Argued June 11, 1889
Decided June 25, 1889
Diven Redfield for appellant. H. Austin Clark for respondent.
The action was founded upon the alleged negligence of the defendant, and brought to recover damages for personal injury suffered by the plaintiff while in the service of the defendant. The plaintiff had been in such service three days as switchman in the defendant's yard at Elmira, N.Y., and then while engaged in coupling cars his arm was crushed, and, as the consequence, was amputated. The evidence warranted the conclusion that the injury was caused by his stepping into a cattle-guard, where he was proceeding to couple cars. And the charge of negligence against the defendant is made upon the fact that it had put and maintained, as it had, the cattle-guard at that place. It was near the scales where the defendant weighed its cars, and on and over it the cars passed when pushed from the scales after being weighed. On this occasion the defendant was engaged in weighing cars. And when the weight of one was taken, that car was shoved off and at the same time another placed on the scales by the movement of the engine at the other end of the train. In that manner cars were displaced from and placed upon the scales until the weighing of those of the train put there for that purpose was completed. When the second one was shoved from the scales the plaintiff was directed to go and couple it with the car which preceded it. This he was proceeding to do when he received the injury. The ends, which he sought to couple, of the two cars were over the cattle-guard, which he stepped into and fell. And it must here be assumed that this was the cause of the injury. His arm was caught between the bumpers of those approaching cars and crushed. When the plaintiff entered into the defendant's employment he assumed the usual hazards of the service and such risks as were apparent to observation. ( Gibson v. Erie R. Co., 63 N.Y. 449.)

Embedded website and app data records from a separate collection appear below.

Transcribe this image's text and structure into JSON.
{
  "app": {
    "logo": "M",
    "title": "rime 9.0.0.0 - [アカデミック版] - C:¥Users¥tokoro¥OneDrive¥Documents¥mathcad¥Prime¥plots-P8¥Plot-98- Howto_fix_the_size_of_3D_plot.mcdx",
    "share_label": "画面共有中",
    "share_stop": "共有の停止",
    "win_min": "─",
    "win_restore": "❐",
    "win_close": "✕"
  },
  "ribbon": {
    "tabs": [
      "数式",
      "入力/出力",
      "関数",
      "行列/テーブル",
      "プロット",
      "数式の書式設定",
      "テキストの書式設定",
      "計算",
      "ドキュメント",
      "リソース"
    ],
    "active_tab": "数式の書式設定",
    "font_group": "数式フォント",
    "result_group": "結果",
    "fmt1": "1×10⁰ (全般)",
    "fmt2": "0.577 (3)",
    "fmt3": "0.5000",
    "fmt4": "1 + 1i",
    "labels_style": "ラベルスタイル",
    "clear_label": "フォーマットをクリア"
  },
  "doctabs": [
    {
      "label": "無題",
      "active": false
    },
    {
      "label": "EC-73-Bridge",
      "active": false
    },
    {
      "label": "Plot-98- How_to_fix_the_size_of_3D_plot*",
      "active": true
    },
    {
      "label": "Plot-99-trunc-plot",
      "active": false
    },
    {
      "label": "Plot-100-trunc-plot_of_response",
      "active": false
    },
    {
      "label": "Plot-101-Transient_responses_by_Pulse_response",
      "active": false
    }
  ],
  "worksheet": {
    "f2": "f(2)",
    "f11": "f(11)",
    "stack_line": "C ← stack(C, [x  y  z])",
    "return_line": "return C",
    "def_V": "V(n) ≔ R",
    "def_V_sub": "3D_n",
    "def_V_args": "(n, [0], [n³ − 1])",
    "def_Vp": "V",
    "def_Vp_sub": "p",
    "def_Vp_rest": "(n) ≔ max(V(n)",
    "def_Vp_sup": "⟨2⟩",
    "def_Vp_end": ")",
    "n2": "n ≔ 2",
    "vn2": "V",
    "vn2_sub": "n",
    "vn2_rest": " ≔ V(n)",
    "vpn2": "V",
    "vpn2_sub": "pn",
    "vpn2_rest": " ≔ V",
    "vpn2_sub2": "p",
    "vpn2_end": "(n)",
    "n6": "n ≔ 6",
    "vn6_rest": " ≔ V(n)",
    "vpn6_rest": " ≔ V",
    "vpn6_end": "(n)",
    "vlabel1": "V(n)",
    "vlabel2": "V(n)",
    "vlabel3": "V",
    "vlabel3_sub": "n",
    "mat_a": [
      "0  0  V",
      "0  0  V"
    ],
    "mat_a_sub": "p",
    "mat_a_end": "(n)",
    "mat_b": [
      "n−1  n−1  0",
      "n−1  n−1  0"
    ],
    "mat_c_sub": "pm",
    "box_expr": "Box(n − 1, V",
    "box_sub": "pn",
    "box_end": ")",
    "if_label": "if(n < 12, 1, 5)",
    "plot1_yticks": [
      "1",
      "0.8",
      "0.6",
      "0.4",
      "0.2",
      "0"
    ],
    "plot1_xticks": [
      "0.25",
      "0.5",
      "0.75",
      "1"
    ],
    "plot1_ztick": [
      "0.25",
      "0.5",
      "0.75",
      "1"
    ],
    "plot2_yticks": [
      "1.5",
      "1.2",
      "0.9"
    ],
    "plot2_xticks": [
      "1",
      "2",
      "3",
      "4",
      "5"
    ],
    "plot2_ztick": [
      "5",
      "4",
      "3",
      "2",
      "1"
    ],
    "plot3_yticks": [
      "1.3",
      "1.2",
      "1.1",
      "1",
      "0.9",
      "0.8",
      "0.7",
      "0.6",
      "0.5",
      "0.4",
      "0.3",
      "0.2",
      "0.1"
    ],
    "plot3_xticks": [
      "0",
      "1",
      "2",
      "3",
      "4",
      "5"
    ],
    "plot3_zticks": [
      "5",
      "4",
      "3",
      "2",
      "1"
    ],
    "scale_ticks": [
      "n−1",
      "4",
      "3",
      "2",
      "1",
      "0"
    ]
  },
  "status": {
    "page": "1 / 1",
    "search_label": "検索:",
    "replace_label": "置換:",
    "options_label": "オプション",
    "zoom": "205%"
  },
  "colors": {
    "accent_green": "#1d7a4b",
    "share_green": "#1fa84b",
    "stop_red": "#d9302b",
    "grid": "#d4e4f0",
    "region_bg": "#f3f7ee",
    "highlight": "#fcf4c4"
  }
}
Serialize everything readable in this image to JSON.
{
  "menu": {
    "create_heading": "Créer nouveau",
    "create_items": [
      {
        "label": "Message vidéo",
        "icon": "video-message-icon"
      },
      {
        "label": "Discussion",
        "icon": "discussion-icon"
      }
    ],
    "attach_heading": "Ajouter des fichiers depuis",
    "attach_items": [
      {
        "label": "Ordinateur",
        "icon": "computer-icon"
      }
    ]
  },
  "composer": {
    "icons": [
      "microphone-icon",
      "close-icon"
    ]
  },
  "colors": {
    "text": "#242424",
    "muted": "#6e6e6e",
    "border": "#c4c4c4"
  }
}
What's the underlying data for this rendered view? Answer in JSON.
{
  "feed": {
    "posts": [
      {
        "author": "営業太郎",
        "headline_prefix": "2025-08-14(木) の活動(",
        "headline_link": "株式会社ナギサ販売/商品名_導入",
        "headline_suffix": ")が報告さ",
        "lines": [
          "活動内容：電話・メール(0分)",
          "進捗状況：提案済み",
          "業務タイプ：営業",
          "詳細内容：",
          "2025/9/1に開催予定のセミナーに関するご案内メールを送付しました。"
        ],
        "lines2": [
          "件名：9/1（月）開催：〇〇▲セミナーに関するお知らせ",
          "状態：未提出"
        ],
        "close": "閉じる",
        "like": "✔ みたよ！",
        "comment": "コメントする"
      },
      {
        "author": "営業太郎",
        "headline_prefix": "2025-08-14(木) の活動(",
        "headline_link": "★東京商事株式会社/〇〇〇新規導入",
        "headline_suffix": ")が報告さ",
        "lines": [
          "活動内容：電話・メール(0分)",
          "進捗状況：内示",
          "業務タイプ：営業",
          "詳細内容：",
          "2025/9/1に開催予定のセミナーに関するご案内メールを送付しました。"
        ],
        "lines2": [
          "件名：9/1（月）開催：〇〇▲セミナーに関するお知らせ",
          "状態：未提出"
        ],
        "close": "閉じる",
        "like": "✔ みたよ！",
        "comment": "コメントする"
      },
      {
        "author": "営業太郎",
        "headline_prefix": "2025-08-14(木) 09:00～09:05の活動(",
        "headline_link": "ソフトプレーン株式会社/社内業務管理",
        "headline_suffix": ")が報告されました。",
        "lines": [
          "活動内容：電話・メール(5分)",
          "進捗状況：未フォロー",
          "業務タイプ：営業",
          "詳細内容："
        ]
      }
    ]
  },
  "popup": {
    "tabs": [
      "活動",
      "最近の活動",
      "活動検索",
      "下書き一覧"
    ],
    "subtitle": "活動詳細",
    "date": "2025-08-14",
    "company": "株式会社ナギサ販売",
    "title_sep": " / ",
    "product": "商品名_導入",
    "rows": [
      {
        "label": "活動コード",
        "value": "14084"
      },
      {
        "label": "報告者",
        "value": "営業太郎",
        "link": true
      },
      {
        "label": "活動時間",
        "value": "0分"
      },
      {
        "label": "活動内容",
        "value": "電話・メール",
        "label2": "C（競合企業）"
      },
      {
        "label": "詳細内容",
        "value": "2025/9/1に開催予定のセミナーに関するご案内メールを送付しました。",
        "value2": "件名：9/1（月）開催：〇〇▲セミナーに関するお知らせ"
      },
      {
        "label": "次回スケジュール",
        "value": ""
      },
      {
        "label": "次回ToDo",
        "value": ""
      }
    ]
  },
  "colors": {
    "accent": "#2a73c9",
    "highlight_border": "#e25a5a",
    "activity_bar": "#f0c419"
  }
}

But the duty was with the defendant to use reasonable care in providing suitable means, appliances and structures with a view to the safety of its employes, and that they might not unnecessarily be exposed to danger of injury in the service. The use of cattle-guards are essentially proper for recognized purposes at some places on railroads. The question has relation to the location and situation of this one. It had been there for several years. And although it had been usual to couple over it cars as they came from the scales, no injury, so far as appears, had resulted from it. The fact that the location in question was the place where cars, when weighed, were commonly and habitually coupled, imposed upon the defendant the duty to use care to make that place reasonably safe for that service of its employes. The description given of this structure was such, as to enable the jury to say, that it was liable to put in danger of injury a person proceeding to couple cars there without the caution which knowledge of it would enable him to exercise. And upon the evidence the finding of the jury was warranted that the defendant, in permitting the cattle-guard to remain at that place in the condition which it was, had failed to perform its duty to its employes, and was chargeable with negligence. But that did not render the defendant liable to the plaintiff if the cattle-guard was obvious or known to him at the time in question. ( De Forrest v. Jewett, 88 N.Y. 264; Appel v. B., N.Y. P.R.R. Co., 111 id. 550.) The occurrence was in the evening; it was then dark; and although the plaintiff had a lighted lantern, the evidence permitted the jury to find that he had no knowledge up to that time of the cattle-guard, and that without any negligence on his part he did not observe it at the time he attempted to couple the cars upon the occasion when he received the injury. It is urged that the plaintiff was bound to make himself acquainted with the situation presented by the various structures about the yard and their condition. It is quite true that his duty was to use due diligence to familiarize himself by observation with the structures and their situation and condition in the yard with a view to his own safety in the performance of his duty and for the protection of himself against injury. But his recent entrance into the service, and the fact that his duties hitherto had not called him to the place in question, enabled the jury to find that his failure to escape the injury, was not attributable to any want of diligence on his part in that respect. The case seems to be within the doctrine of Plank v. New York Central and Hudson River Railroad Company ( 60 N.Y. 607). The exception to the denial of the motion for nonsuit was, therefore, not well taken. And the questions of fact presented by the evidence were properly submitted to the jury.
The judgment should be affirmed.
All concur, except FOLLETT, Ch. J., not sitting.